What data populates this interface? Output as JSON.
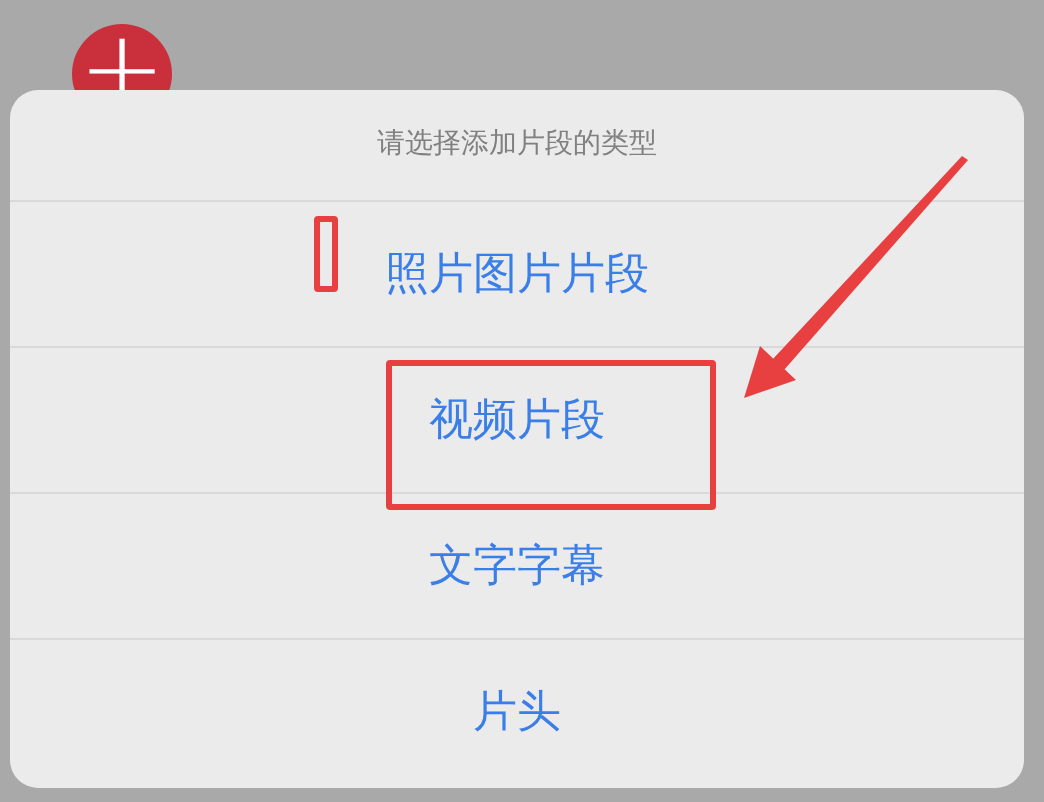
{
  "add_button": {
    "label": "+"
  },
  "action_sheet": {
    "title": "请选择添加片段的类型",
    "options": [
      {
        "label": "照片图片片段",
        "highlighted": false
      },
      {
        "label": "视频片段",
        "highlighted": true
      },
      {
        "label": "文字字幕",
        "highlighted": false
      },
      {
        "label": "片头",
        "highlighted": false
      }
    ]
  }
}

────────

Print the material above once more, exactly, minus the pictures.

### Answer to this exercise
What data populates this interface? Output as JSON.
{
  "add_button": {
    "label": "+"
  },
  "action_sheet": {
    "title": "请选择添加片段的类型",
    "options": [
      {
        "label": "照片图片片段",
        "highlighted": false
      },
      {
        "label": "视频片段",
        "highlighted": true
      },
      {
        "label": "文字字幕",
        "highlighted": false
      },
      {
        "label": "片头",
        "highlighted": false
      }
    ]
  }
}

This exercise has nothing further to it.